The Obama administration is engaged in preliminary talks with the European Union and China to settle a dispute over trade in solar-energy equipment and avoid a conflict among the world’s largest economies, according to people familiar with the discussions.
The effort is focused on setting a quota on Chinese exports and a minimum price for solar-energy equipment, in exchange for suspending U.S. duties on the goods, according to two people familiar with the U.S. position who asked not to be identified to discuss private deliberations.
“After expressing our intentions to the White House, we are very encouraged that these long-needed negotiations appear ready to proceed,” said John Smirnow, vice president of trade and competitiveness for the Solar Energy Industries Association. “It’s time for everyone to work together toward a fair resolution of these cases.”

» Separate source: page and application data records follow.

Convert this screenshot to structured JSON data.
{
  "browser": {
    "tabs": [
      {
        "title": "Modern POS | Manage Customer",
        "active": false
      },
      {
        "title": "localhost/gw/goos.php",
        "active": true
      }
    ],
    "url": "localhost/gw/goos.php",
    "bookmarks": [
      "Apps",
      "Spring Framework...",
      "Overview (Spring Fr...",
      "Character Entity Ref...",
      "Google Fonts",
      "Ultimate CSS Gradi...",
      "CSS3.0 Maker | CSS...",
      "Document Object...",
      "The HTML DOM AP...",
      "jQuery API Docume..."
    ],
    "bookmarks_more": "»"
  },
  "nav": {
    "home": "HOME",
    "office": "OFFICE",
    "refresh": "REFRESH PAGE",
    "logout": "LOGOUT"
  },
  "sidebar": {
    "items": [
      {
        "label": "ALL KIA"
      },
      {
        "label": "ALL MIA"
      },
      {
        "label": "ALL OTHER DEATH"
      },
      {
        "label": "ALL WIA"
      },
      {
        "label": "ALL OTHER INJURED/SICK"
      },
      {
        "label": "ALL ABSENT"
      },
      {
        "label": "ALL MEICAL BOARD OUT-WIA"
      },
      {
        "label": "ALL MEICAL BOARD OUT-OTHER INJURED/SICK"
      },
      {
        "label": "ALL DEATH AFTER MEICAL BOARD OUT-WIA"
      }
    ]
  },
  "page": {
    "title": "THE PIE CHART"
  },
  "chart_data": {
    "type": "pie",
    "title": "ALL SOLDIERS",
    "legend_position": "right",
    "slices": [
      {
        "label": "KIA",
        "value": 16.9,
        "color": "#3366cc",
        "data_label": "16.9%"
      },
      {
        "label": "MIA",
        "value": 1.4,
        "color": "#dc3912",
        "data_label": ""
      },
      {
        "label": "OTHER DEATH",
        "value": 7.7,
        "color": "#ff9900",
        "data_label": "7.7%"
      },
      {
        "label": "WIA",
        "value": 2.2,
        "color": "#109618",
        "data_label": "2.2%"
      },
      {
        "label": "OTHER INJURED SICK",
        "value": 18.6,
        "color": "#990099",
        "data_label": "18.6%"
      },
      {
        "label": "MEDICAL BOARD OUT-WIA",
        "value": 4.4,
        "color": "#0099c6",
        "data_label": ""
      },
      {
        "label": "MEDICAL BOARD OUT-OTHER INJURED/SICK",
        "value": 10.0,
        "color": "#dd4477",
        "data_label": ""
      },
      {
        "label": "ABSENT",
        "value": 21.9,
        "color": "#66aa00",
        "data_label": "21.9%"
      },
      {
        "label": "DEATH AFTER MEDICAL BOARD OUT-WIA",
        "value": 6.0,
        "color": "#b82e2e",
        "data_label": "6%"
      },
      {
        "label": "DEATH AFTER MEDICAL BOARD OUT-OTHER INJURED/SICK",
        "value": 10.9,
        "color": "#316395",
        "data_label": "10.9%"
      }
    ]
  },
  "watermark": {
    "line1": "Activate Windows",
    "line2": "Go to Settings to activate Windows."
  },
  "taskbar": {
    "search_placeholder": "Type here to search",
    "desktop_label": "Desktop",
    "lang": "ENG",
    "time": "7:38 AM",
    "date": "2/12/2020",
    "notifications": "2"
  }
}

Representatives from the Washington-based solar group and the Singapore-based Asia Photovoltaic Industry Association met last week in China to discuss the trade disputes, Smirnow said. A policy resolution by the groups urged the U.S., China, EU and other nations to enter multilateral talks to quell rifts over solar-energy goods, he said yesterday in a statement.
Tensions over China’s policies flared in recent months and each of the partners has either imposed or is considering duties to limit imports of solar-energy goods. Government support for renewable-energy products including solar panels has led to disputes as the price of polysilicon, the main ingredient in solar cells, has dropped 64 percent since December 2010.